Exercise: Every record must be restated exactly as written.

Excerpted data:
********************
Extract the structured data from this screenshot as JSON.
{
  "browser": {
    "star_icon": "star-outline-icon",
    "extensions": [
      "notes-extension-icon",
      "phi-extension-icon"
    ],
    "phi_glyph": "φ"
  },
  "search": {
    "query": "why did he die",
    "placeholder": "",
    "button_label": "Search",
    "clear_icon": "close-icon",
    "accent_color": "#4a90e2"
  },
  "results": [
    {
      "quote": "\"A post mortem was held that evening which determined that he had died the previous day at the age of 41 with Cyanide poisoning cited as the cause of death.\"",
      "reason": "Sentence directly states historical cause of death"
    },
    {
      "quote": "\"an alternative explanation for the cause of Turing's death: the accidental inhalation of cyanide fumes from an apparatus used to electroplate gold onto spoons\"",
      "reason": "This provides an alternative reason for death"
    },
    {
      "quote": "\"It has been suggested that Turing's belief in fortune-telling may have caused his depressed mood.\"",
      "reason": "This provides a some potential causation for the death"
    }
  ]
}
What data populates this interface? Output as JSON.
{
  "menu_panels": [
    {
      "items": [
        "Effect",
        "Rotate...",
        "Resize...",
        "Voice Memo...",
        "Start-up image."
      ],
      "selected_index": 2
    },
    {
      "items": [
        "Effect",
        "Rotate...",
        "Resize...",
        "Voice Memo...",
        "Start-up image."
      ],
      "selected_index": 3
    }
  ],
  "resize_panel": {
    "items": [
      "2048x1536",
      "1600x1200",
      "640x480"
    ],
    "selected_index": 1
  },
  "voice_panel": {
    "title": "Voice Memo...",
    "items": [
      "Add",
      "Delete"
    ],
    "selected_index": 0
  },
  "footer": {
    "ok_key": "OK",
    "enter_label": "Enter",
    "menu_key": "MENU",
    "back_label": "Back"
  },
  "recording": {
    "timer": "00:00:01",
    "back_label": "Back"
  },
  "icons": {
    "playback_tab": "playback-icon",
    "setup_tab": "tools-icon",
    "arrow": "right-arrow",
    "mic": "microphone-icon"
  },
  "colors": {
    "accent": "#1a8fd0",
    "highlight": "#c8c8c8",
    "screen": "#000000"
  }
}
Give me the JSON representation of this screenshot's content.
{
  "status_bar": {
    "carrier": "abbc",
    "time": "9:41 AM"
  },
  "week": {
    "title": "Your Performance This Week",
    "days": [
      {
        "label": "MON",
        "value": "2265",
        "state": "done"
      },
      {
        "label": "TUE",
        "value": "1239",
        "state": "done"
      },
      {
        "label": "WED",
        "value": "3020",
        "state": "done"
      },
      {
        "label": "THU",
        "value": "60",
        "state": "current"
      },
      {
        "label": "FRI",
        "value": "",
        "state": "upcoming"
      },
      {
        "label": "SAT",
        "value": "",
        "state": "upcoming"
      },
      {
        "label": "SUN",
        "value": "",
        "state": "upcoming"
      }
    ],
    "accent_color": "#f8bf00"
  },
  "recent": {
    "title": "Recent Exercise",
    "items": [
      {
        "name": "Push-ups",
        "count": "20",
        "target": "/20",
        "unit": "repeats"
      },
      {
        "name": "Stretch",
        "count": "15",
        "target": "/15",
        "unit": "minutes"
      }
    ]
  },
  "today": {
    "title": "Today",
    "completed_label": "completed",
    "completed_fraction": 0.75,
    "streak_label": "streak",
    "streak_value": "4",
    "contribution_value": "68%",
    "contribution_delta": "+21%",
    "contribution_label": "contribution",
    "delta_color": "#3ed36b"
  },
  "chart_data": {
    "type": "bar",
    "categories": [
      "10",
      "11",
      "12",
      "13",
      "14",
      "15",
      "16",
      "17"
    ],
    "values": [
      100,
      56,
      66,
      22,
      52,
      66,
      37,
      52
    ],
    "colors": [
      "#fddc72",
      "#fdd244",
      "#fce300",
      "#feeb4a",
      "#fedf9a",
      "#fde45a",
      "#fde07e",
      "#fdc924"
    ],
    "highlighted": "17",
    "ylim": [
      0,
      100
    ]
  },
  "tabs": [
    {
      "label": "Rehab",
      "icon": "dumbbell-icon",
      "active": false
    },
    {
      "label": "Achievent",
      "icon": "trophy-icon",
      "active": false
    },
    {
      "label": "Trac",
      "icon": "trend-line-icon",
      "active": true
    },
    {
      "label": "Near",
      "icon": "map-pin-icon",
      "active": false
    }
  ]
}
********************
Worked solution:
Extract the structured data from this screenshot as JSON.
{
  "browser": {
    "star_icon": "star-outline-icon",
    "extensions": [
      "notes-extension-icon",
      "phi-extension-icon"
    ],
    "phi_glyph": "φ"
  },
  "search": {
    "query": "why did he die",
    "placeholder": "",
    "button_label": "Search",
    "clear_icon": "close-icon",
    "accent_color": "#4a90e2"
  },
  "results": [
    {
      "quote": "\"A post mortem was held that evening which determined that he had died the previous day at the age of 41 with Cyanide poisoning cited as the cause of death.\"",
      "reason": "Sentence directly states historical cause of death"
    },
    {
      "quote": "\"an alternative explanation for the cause of Turing's death: the accidental inhalation of cyanide fumes from an apparatus used to electroplate gold onto spoons\"",
      "reason": "This provides an alternative reason for death"
    },
    {
      "quote": "\"It has been suggested that Turing's belief in fortune-telling may have caused his depressed mood.\"",
      "reason": "This provides a some potential causation for the death"
    }
  ]
}
What data populates this interface? Output as JSON.
{
  "menu_panels": [
    {
      "items": [
        "Effect",
        "Rotate...",
        "Resize...",
        "Voice Memo...",
        "Start-up image."
      ],
      "selected_index": 2
    },
    {
      "items": [
        "Effect",
        "Rotate...",
        "Resize...",
        "Voice Memo...",
        "Start-up image."
      ],
      "selected_index": 3
    }
  ],
  "resize_panel": {
    "items": [
      "2048x1536",
      "1600x1200",
      "640x480"
    ],
    "selected_index": 1
  },
  "voice_panel": {
    "title": "Voice Memo...",
    "items": [
      "Add",
      "Delete"
    ],
    "selected_index": 0
  },
  "footer": {
    "ok_key": "OK",
    "enter_label": "Enter",
    "menu_key": "MENU",
    "back_label": "Back"
  },
  "recording": {
    "timer": "00:00:01",
    "back_label": "Back"
  },
  "icons": {
    "playback_tab": "playback-icon",
    "setup_tab": "tools-icon",
    "arrow": "right-arrow",
    "mic": "microphone-icon"
  },
  "colors": {
    "accent": "#1a8fd0",
    "highlight": "#c8c8c8",
    "screen": "#000000"
  }
}
Give me the JSON representation of this screenshot's content.
{
  "status_bar": {
    "carrier": "abbc",
    "time": "9:41 AM"
  },
  "week": {
    "title": "Your Performance This Week",
    "days": [
      {
        "label": "MON",
        "value": "2265",
        "state": "done"
      },
      {
        "label": "TUE",
        "value": "1239",
        "state": "done"
      },
      {
        "label": "WED",
        "value": "3020",
        "state": "done"
      },
      {
        "label": "THU",
        "value": "60",
        "state": "current"
      },
      {
        "label": "FRI",
        "value": "",
        "state": "upcoming"
      },
      {
        "label": "SAT",
        "value": "",
        "state": "upcoming"
      },
      {
        "label": "SUN",
        "value": "",
        "state": "upcoming"
      }
    ],
    "accent_color": "#f8bf00"
  },
  "recent": {
    "title": "Recent Exercise",
    "items": [
      {
        "name": "Push-ups",
        "count": "20",
        "target": "/20",
        "unit": "repeats"
      },
      {
        "name": "Stretch",
        "count": "15",
        "target": "/15",
        "unit": "minutes"
      }
    ]
  },
  "today": {
    "title": "Today",
    "completed_label": "completed",
    "completed_fraction": 0.75,
    "streak_label": "streak",
    "streak_value": "4",
    "contribution_value": "68%",
    "contribution_delta": "+21%",
    "contribution_label": "contribution",
    "delta_color": "#3ed36b"
  },
  "chart_data": {
    "type": "bar",
    "categories": [
      "10",
      "11",
      "12",
      "13",
      "14",
      "15",
      "16",
      "17"
    ],
    "values": [
      100,
      56,
      66,
      22,
      52,
      66,
      37,
      52
    ],
    "colors": [
      "#fddc72",
      "#fdd244",
      "#fce300",
      "#feeb4a",
      "#fedf9a",
      "#fde45a",
      "#fde07e",
      "#fdc924"
    ],
    "highlighted": "17",
    "ylim": [
      0,
      100
    ]
  },
  "tabs": [
    {
      "label": "Rehab",
      "icon": "dumbbell-icon",
      "active": false
    },
    {
      "label": "Achievent",
      "icon": "trophy-icon",
      "active": false
    },
    {
      "label": "Trac",
      "icon": "trend-line-icon",
      "active": true
    },
    {
      "label": "Near",
      "icon": "map-pin-icon",
      "active": false
    }
  ]
}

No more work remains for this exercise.